(Dataset rows for apps and sites)
⁂
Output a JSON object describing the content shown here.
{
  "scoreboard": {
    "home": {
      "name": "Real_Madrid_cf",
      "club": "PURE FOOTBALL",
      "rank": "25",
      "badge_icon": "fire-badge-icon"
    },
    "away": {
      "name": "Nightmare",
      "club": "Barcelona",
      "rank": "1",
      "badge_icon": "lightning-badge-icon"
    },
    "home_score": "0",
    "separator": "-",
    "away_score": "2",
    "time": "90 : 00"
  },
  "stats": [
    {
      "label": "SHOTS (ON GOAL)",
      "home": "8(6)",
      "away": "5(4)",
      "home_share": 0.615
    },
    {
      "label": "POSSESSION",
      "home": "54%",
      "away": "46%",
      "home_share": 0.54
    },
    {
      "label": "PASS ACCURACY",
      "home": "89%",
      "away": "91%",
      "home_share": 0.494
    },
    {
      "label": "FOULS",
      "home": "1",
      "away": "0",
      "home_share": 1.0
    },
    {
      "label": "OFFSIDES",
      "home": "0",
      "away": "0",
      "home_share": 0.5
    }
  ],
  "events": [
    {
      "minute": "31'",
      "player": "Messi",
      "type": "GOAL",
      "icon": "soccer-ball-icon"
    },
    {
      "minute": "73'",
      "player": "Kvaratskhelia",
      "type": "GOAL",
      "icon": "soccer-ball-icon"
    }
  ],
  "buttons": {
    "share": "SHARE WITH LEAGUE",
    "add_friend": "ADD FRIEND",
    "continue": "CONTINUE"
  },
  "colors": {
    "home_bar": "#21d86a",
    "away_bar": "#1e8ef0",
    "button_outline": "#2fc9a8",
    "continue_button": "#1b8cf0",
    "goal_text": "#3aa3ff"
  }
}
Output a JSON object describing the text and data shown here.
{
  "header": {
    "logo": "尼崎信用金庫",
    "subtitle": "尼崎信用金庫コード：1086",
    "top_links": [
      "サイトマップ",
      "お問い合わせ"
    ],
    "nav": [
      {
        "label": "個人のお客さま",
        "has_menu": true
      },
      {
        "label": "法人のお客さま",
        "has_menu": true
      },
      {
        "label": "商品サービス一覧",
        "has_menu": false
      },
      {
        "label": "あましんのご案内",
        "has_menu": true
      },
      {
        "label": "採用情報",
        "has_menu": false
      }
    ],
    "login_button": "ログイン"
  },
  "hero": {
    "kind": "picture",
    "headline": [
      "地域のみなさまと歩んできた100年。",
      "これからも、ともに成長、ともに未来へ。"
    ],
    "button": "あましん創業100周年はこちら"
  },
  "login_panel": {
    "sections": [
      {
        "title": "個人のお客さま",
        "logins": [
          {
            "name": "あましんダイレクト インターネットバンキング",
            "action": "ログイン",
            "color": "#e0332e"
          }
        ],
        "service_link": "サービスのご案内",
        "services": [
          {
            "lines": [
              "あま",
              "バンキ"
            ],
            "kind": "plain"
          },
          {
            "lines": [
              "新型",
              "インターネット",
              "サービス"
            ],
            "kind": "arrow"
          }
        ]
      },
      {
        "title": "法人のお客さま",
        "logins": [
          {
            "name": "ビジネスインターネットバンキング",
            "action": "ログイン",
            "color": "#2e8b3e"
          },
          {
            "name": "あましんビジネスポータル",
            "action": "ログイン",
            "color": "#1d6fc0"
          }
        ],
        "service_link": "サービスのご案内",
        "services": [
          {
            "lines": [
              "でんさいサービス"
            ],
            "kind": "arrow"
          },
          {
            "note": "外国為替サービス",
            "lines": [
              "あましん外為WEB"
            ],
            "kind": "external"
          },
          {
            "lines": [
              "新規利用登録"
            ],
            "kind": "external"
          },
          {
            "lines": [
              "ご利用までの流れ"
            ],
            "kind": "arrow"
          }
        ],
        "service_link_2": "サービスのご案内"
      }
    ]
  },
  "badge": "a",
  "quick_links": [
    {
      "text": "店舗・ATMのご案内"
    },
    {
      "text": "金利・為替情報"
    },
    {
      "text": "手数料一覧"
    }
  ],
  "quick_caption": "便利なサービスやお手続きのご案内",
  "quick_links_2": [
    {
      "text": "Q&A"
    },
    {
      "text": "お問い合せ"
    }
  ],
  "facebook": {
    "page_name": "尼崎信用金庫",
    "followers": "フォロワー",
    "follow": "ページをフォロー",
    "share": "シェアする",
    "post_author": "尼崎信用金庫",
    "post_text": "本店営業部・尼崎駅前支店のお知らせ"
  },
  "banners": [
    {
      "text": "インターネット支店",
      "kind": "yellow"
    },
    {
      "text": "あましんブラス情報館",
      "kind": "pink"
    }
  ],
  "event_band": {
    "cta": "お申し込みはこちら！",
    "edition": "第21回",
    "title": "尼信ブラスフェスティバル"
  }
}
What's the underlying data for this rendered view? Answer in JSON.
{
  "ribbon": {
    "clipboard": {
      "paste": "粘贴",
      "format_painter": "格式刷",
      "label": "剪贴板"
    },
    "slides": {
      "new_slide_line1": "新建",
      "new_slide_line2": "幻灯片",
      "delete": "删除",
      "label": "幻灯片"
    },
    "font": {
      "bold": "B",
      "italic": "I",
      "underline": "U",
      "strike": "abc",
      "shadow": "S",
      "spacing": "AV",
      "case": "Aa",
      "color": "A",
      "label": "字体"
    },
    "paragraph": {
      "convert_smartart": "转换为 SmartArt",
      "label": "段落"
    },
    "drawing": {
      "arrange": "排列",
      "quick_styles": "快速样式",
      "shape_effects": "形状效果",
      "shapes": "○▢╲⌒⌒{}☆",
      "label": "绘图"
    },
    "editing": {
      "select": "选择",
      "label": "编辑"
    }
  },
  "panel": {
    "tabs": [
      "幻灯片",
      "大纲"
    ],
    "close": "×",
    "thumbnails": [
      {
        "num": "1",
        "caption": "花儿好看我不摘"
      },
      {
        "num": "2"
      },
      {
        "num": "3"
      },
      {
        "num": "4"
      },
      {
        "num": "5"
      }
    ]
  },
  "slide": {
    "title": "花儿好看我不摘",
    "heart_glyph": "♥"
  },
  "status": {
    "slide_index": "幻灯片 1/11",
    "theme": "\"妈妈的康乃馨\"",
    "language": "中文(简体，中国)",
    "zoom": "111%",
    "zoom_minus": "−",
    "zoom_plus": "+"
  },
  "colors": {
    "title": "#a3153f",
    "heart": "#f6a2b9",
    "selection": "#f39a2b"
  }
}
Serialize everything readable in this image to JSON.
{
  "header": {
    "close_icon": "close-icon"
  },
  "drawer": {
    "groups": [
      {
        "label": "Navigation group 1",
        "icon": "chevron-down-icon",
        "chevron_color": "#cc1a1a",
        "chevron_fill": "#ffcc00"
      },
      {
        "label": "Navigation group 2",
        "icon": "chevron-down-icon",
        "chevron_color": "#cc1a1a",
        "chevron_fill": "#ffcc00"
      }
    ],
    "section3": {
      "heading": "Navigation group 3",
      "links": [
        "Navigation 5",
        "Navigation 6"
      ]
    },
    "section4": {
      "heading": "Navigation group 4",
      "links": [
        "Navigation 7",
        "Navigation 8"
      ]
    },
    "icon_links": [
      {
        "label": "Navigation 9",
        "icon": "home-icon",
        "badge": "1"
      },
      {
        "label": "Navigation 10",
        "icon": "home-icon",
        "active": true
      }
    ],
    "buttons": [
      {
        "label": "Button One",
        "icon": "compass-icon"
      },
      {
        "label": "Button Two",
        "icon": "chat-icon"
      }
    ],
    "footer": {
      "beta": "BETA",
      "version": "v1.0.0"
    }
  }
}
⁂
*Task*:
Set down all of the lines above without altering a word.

*Worked solution*:
Output a JSON object describing the content shown here.
{
  "scoreboard": {
    "home": {
      "name": "Real_Madrid_cf",
      "club": "PURE FOOTBALL",
      "rank": "25",
      "badge_icon": "fire-badge-icon"
    },
    "away": {
      "name": "Nightmare",
      "club": "Barcelona",
      "rank": "1",
      "badge_icon": "lightning-badge-icon"
    },
    "home_score": "0",
    "separator": "-",
    "away_score": "2",
    "time": "90 : 00"
  },
  "stats": [
    {
      "label": "SHOTS (ON GOAL)",
      "home": "8(6)",
      "away": "5(4)",
      "home_share": 0.615
    },
    {
      "label": "POSSESSION",
      "home": "54%",
      "away": "46%",
      "home_share": 0.54
    },
    {
      "label": "PASS ACCURACY",
      "home": "89%",
      "away": "91%",
      "home_share": 0.494
    },
    {
      "label": "FOULS",
      "home": "1",
      "away": "0",
      "home_share": 1.0
    },
    {
      "label": "OFFSIDES",
      "home": "0",
      "away": "0",
      "home_share": 0.5
    }
  ],
  "events": [
    {
      "minute": "31'",
      "player": "Messi",
      "type": "GOAL",
      "icon": "soccer-ball-icon"
    },
    {
      "minute": "73'",
      "player": "Kvaratskhelia",
      "type": "GOAL",
      "icon": "soccer-ball-icon"
    }
  ],
  "buttons": {
    "share": "SHARE WITH LEAGUE",
    "add_friend": "ADD FRIEND",
    "continue": "CONTINUE"
  },
  "colors": {
    "home_bar": "#21d86a",
    "away_bar": "#1e8ef0",
    "button_outline": "#2fc9a8",
    "continue_button": "#1b8cf0",
    "goal_text": "#3aa3ff"
  }
}
Output a JSON object describing the text and data shown here.
{
  "header": {
    "logo": "尼崎信用金庫",
    "subtitle": "尼崎信用金庫コード：1086",
    "top_links": [
      "サイトマップ",
      "お問い合わせ"
    ],
    "nav": [
      {
        "label": "個人のお客さま",
        "has_menu": true
      },
      {
        "label": "法人のお客さま",
        "has_menu": true
      },
      {
        "label": "商品サービス一覧",
        "has_menu": false
      },
      {
        "label": "あましんのご案内",
        "has_menu": true
      },
      {
        "label": "採用情報",
        "has_menu": false
      }
    ],
    "login_button": "ログイン"
  },
  "hero": {
    "kind": "picture",
    "headline": [
      "地域のみなさまと歩んできた100年。",
      "これからも、ともに成長、ともに未来へ。"
    ],
    "button": "あましん創業100周年はこちら"
  },
  "login_panel": {
    "sections": [
      {
        "title": "個人のお客さま",
        "logins": [
          {
            "name": "あましんダイレクト インターネットバンキング",
            "action": "ログイン",
            "color": "#e0332e"
          }
        ],
        "service_link": "サービスのご案内",
        "services": [
          {
            "lines": [
              "あま",
              "バンキ"
            ],
            "kind": "plain"
          },
          {
            "lines": [
              "新型",
              "インターネット",
              "サービス"
            ],
            "kind": "arrow"
          }
        ]
      },
      {
        "title": "法人のお客さま",
        "logins": [
          {
            "name": "ビジネスインターネットバンキング",
            "action": "ログイン",
            "color": "#2e8b3e"
          },
          {
            "name": "あましんビジネスポータル",
            "action": "ログイン",
            "color": "#1d6fc0"
          }
        ],
        "service_link": "サービスのご案内",
        "services": [
          {
            "lines": [
              "でんさいサービス"
            ],
            "kind": "arrow"
          },
          {
            "note": "外国為替サービス",
            "lines": [
              "あましん外為WEB"
            ],
            "kind": "external"
          },
          {
            "lines": [
              "新規利用登録"
            ],
            "kind": "external"
          },
          {
            "lines": [
              "ご利用までの流れ"
            ],
            "kind": "arrow"
          }
        ],
        "service_link_2": "サービスのご案内"
      }
    ]
  },
  "badge": "a",
  "quick_links": [
    {
      "text": "店舗・ATMのご案内"
    },
    {
      "text": "金利・為替情報"
    },
    {
      "text": "手数料一覧"
    }
  ],
  "quick_caption": "便利なサービスやお手続きのご案内",
  "quick_links_2": [
    {
      "text": "Q&A"
    },
    {
      "text": "お問い合せ"
    }
  ],
  "facebook": {
    "page_name": "尼崎信用金庫",
    "followers": "フォロワー",
    "follow": "ページをフォロー",
    "share": "シェアする",
    "post_author": "尼崎信用金庫",
    "post_text": "本店営業部・尼崎駅前支店のお知らせ"
  },
  "banners": [
    {
      "text": "インターネット支店",
      "kind": "yellow"
    },
    {
      "text": "あましんブラス情報館",
      "kind": "pink"
    }
  ],
  "event_band": {
    "cta": "お申し込みはこちら！",
    "edition": "第21回",
    "title": "尼信ブラスフェスティバル"
  }
}
What's the underlying data for this rendered view? Answer in JSON.
{
  "ribbon": {
    "clipboard": {
      "paste": "粘贴",
      "format_painter": "格式刷",
      "label": "剪贴板"
    },
    "slides": {
      "new_slide_line1": "新建",
      "new_slide_line2": "幻灯片",
      "delete": "删除",
      "label": "幻灯片"
    },
    "font": {
      "bold": "B",
      "italic": "I",
      "underline": "U",
      "strike": "abc",
      "shadow": "S",
      "spacing": "AV",
      "case": "Aa",
      "color": "A",
      "label": "字体"
    },
    "paragraph": {
      "convert_smartart": "转换为 SmartArt",
      "label": "段落"
    },
    "drawing": {
      "arrange": "排列",
      "quick_styles": "快速样式",
      "shape_effects": "形状效果",
      "shapes": "○▢╲⌒⌒{}☆",
      "label": "绘图"
    },
    "editing": {
      "select": "选择",
      "label": "编辑"
    }
  },
  "panel": {
    "tabs": [
      "幻灯片",
      "大纲"
    ],
    "close": "×",
    "thumbnails": [
      {
        "num": "1",
        "caption": "花儿好看我不摘"
      },
      {
        "num": "2"
      },
      {
        "num": "3"
      },
      {
        "num": "4"
      },
      {
        "num": "5"
      }
    ]
  },
  "slide": {
    "title": "花儿好看我不摘",
    "heart_glyph": "♥"
  },
  "status": {
    "slide_index": "幻灯片 1/11",
    "theme": "\"妈妈的康乃馨\"",
    "language": "中文(简体，中国)",
    "zoom": "111%",
    "zoom_minus": "−",
    "zoom_plus": "+"
  },
  "colors": {
    "title": "#a3153f",
    "heart": "#f6a2b9",
    "selection": "#f39a2b"
  }
}
Serialize everything readable in this image to JSON.
{
  "header": {
    "close_icon": "close-icon"
  },
  "drawer": {
    "groups": [
      {
        "label": "Navigation group 1",
        "icon": "chevron-down-icon",
        "chevron_color": "#cc1a1a",
        "chevron_fill": "#ffcc00"
      },
      {
        "label": "Navigation group 2",
        "icon": "chevron-down-icon",
        "chevron_color": "#cc1a1a",
        "chevron_fill": "#ffcc00"
      }
    ],
    "section3": {
      "heading": "Navigation group 3",
      "links": [
        "Navigation 5",
        "Navigation 6"
      ]
    },
    "section4": {
      "heading": "Navigation group 4",
      "links": [
        "Navigation 7",
        "Navigation 8"
      ]
    },
    "icon_links": [
      {
        "label": "Navigation 9",
        "icon": "home-icon",
        "badge": "1"
      },
      {
        "label": "Navigation 10",
        "icon": "home-icon",
        "active": true
      }
    ],
    "buttons": [
      {
        "label": "Button One",
        "icon": "compass-icon"
      },
      {
        "label": "Button Two",
        "icon": "chat-icon"
      }
    ],
    "footer": {
      "beta": "BETA",
      "version": "v1.0.0"
    }
  }
}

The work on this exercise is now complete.